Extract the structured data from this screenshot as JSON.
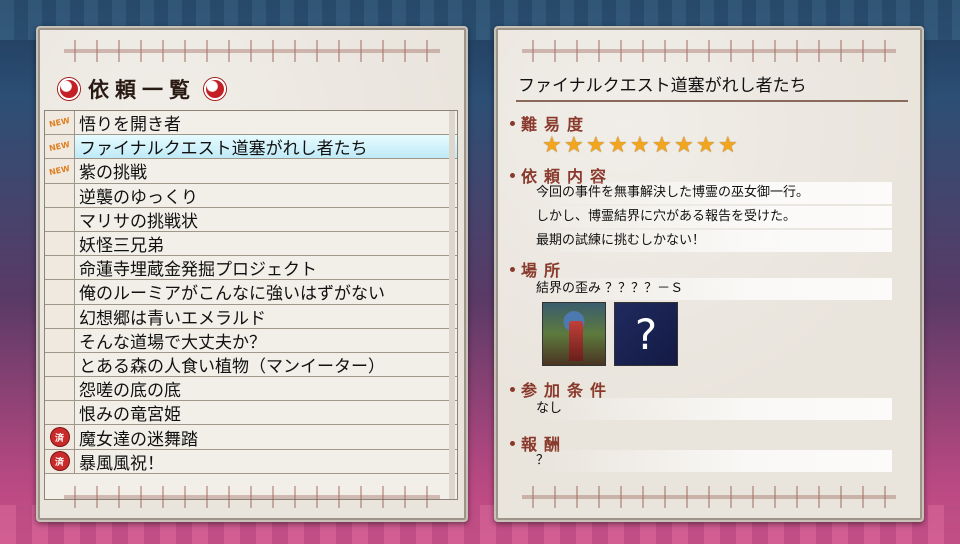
{
  "quest_list": {
    "title": "依頼一覧",
    "items": [
      {
        "name": "悟りを開き者",
        "badge": "NEW",
        "selected": false
      },
      {
        "name": "ファイナルクエスト道塞がれし者たち",
        "badge": "NEW",
        "selected": true
      },
      {
        "name": "紫の挑戦",
        "badge": "NEW",
        "selected": false
      },
      {
        "name": "逆襲のゆっくり",
        "badge": "",
        "selected": false
      },
      {
        "name": "マリサの挑戦状",
        "badge": "",
        "selected": false
      },
      {
        "name": "妖怪三兄弟",
        "badge": "",
        "selected": false
      },
      {
        "name": "命蓮寺埋蔵金発掘プロジェクト",
        "badge": "",
        "selected": false
      },
      {
        "name": "俺のルーミアがこんなに強いはずがない",
        "badge": "",
        "selected": false
      },
      {
        "name": "幻想郷は青いエメラルド",
        "badge": "",
        "selected": false
      },
      {
        "name": "そんな道場で大丈夫か？",
        "badge": "",
        "selected": false
      },
      {
        "name": "とある森の人食い植物（マンイーター）",
        "badge": "",
        "selected": false
      },
      {
        "name": "怨嗟の底の底",
        "badge": "",
        "selected": false
      },
      {
        "name": "恨みの竜宮姫",
        "badge": "",
        "selected": false
      },
      {
        "name": "魔女達の迷舞踏",
        "badge": "済",
        "selected": false
      },
      {
        "name": "暴風風祝！",
        "badge": "済",
        "selected": false
      }
    ]
  },
  "detail": {
    "title": "ファイナルクエスト道塞がれし者たち",
    "difficulty_label": "難易度",
    "difficulty_stars": 9,
    "content_label": "依頼内容",
    "content_lines": [
      "今回の事件を無事解決した博霊の巫女御一行。",
      "しかし、博霊結界に穴がある報告を受けた。",
      "最期の試練に挑むしかない！"
    ],
    "location_label": "場所",
    "location_text": "結界の歪み ？？？？－Ｓ",
    "location_unknown_mark": "?",
    "condition_label": "参加条件",
    "condition_text": "なし",
    "reward_label": "報酬",
    "reward_text": "？"
  },
  "colors": {
    "star": "#f2a51d",
    "section_label": "#8a3a2c",
    "selected_row": "#bfeaf7",
    "new_badge": "#e08022",
    "done_badge": "#c92b2b"
  }
}
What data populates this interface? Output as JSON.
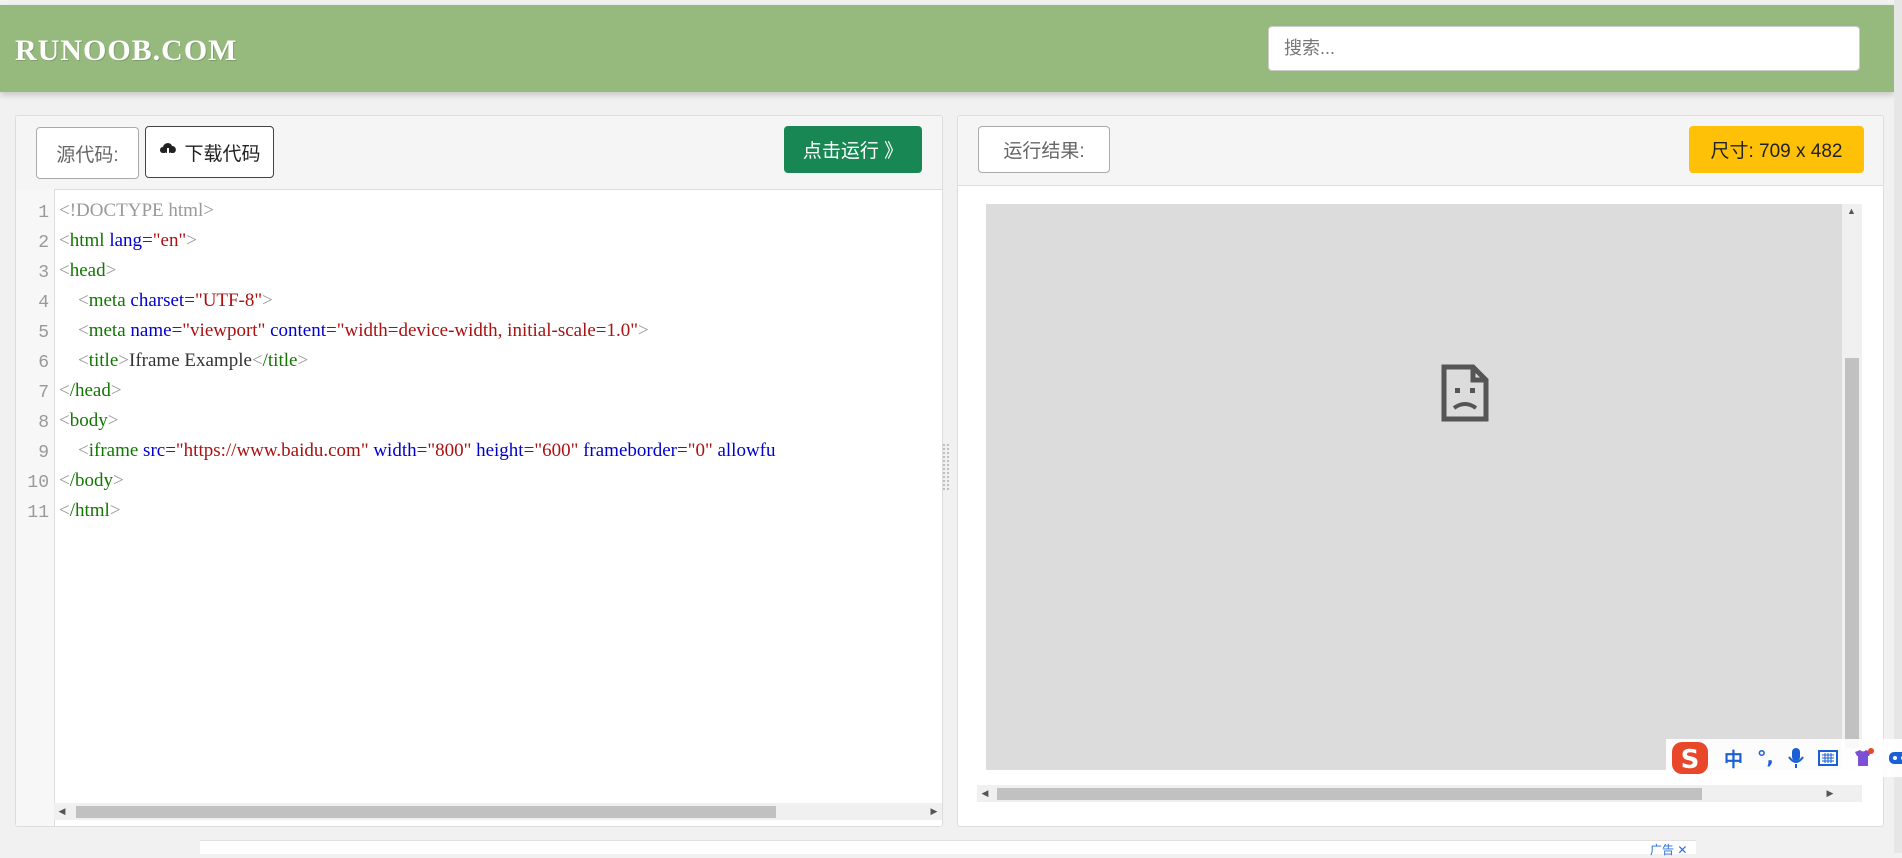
{
  "header": {
    "logo": "RUNOOB.COM",
    "search_placeholder": "搜索..."
  },
  "editor": {
    "source_label": "源代码:",
    "download_label": "下载代码",
    "run_label": "点击运行 》",
    "line_numbers": [
      "1",
      "2",
      "3",
      "4",
      "5",
      "6",
      "7",
      "8",
      "9",
      "10",
      "11"
    ],
    "code": {
      "l1": "<!DOCTYPE html>",
      "l2_tag": "html",
      "l2_attr": "lang",
      "l2_val": "\"en\"",
      "l3_tag": "head",
      "l4_tag": "meta",
      "l4_attr": "charset",
      "l4_val": "\"UTF-8\"",
      "l5_tag": "meta",
      "l5_attr1": "name",
      "l5_val1": "\"viewport\"",
      "l5_attr2": "content",
      "l5_val2": "\"width=device-width, initial-scale=1.0\"",
      "l6_tag": "title",
      "l6_text": "Iframe Example",
      "l6_close": "/title",
      "l7_tag": "/head",
      "l8_tag": "body",
      "l9_tag": "iframe",
      "l9_attr1": "src",
      "l9_val1": "\"https://www.baidu.com\"",
      "l9_attr2": "width",
      "l9_val2": "\"800\"",
      "l9_attr3": "height",
      "l9_val3": "\"600\"",
      "l9_attr4": "frameborder",
      "l9_val4": "\"0\"",
      "l9_attr5": "allowfu",
      "l10_tag": "/body",
      "l11_tag": "/html"
    }
  },
  "result": {
    "label": "运行结果:",
    "size_badge": "尺寸: 709 x 482"
  },
  "ime": {
    "mode": "中",
    "punct": "°,"
  },
  "ad_label": "广告"
}
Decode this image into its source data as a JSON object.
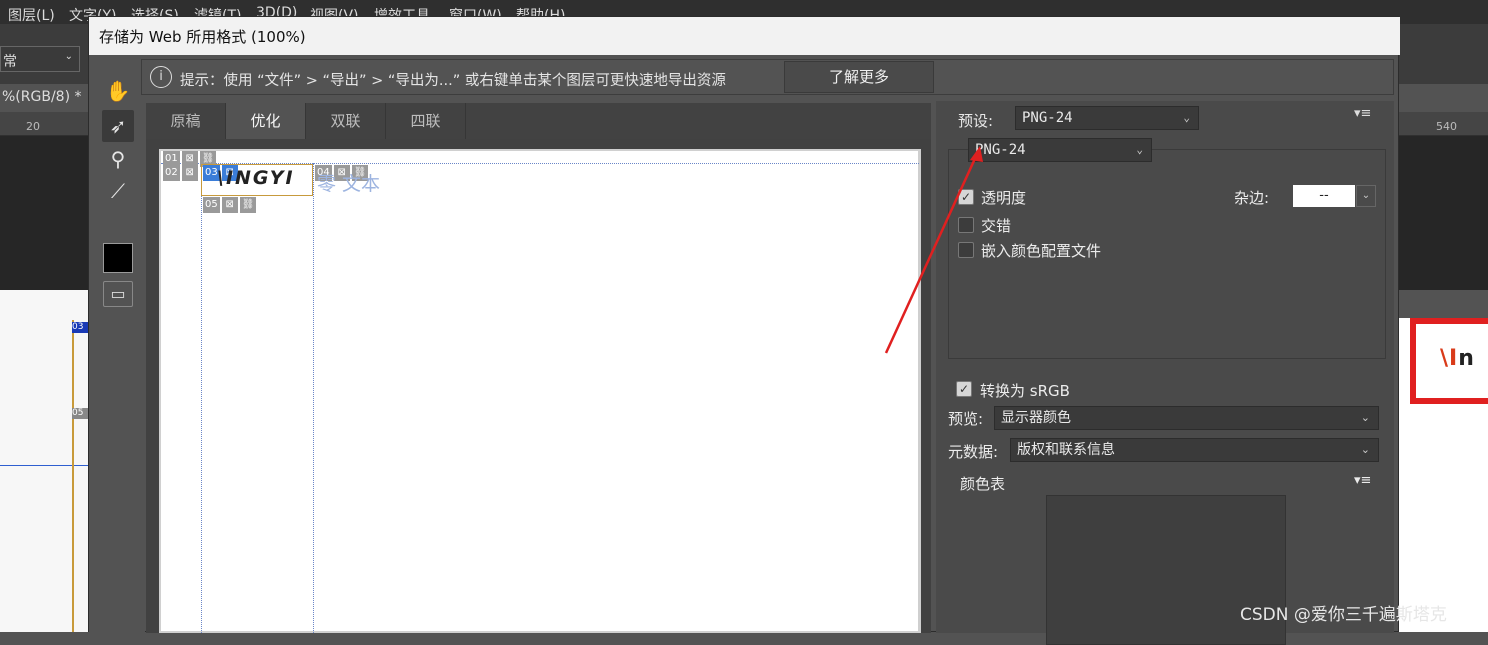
{
  "menubar": {
    "items": [
      "图层(L)",
      "文字(Y)",
      "选择(S)",
      "滤镜(T)",
      "3D(D)",
      "视图(V)",
      "增效工具",
      "窗口(W)",
      "帮助(H)"
    ]
  },
  "options": {
    "mode_value": "常"
  },
  "document": {
    "tab_label": "%(RGB/8) *"
  },
  "ruler": {
    "ticks": [
      "20",
      "540"
    ]
  },
  "background_badges": {
    "b1": "03",
    "b2": "05"
  },
  "background_logo": {
    "text": "\\In"
  },
  "dialog": {
    "title": "存储为 Web 所用格式 (100%)",
    "info": {
      "icon": "info-icon",
      "text": "提示：使用 “文件” > “导出” > “导出为...” 或右键单击某个图层可更快速地导出资源",
      "learn_more": "了解更多"
    },
    "tools": [
      "hand-icon",
      "slice-select-icon",
      "zoom-icon",
      "eyedropper-icon"
    ],
    "tabs": [
      "原稿",
      "优化",
      "双联",
      "四联"
    ],
    "active_tab": "优化",
    "preview": {
      "slices": {
        "s01": "01",
        "s02": "02",
        "s03": "03",
        "s04": "04",
        "s05": "05"
      },
      "logo_text": "\\INGYI",
      "text_after_logo": "零 文本"
    },
    "settings": {
      "preset_label": "预设:",
      "preset_value": "PNG-24",
      "format_value": "PNG-24",
      "transparency": {
        "label": "透明度",
        "checked": true
      },
      "interlaced": {
        "label": "交错",
        "checked": false
      },
      "embed_profile": {
        "label": "嵌入颜色配置文件",
        "checked": false
      },
      "matte_label": "杂边:",
      "matte_value": "--",
      "convert_srgb": {
        "label": "转换为 sRGB",
        "checked": true
      },
      "preview_label": "预览:",
      "preview_value": "显示器颜色",
      "metadata_label": "元数据:",
      "metadata_value": "版权和联系信息",
      "color_table_label": "颜色表"
    }
  },
  "watermark": "CSDN @爱你三千遍斯塔克",
  "colors": {
    "annotation_arrow": "#e02020",
    "accent": "#3b7dd8"
  }
}
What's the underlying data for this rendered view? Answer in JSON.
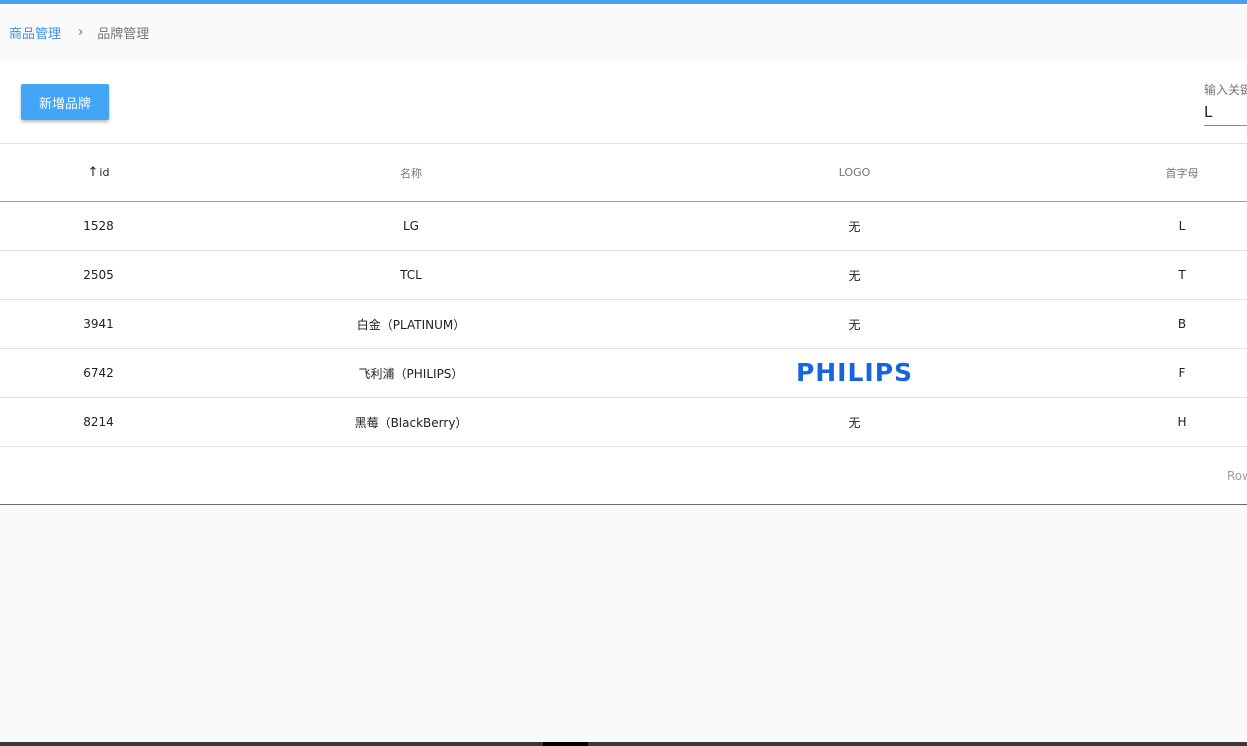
{
  "breadcrumb": {
    "parent": "商品管理",
    "separator": "›",
    "current": "品牌管理"
  },
  "toolbar": {
    "add_label": "新增品牌",
    "search_label": "输入关键字",
    "search_value": "L"
  },
  "table": {
    "headers": {
      "id": "id",
      "name": "名称",
      "logo": "LOGO",
      "letter": "首字母"
    },
    "sort_icon": "arrow-up-icon",
    "rows": [
      {
        "id": "1528",
        "name": "LG",
        "logo": "无",
        "letter": "L"
      },
      {
        "id": "2505",
        "name": "TCL",
        "logo": "无",
        "letter": "T"
      },
      {
        "id": "3941",
        "name": "白金（PLATINUM）",
        "logo": "无",
        "letter": "B"
      },
      {
        "id": "6742",
        "name": "飞利浦（PHILIPS）",
        "logo": "PHILIPS",
        "letter": "F"
      },
      {
        "id": "8214",
        "name": "黑莓（BlackBerry）",
        "logo": "无",
        "letter": "H"
      }
    ]
  },
  "footer": {
    "rows_label": "Rows per page:"
  },
  "colors": {
    "accent": "#4a9ff0",
    "button": "#42a5f5",
    "link": "#3f8ee8",
    "philips_blue": "#1565e0"
  }
}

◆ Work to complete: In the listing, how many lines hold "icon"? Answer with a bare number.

◆ The answer: 6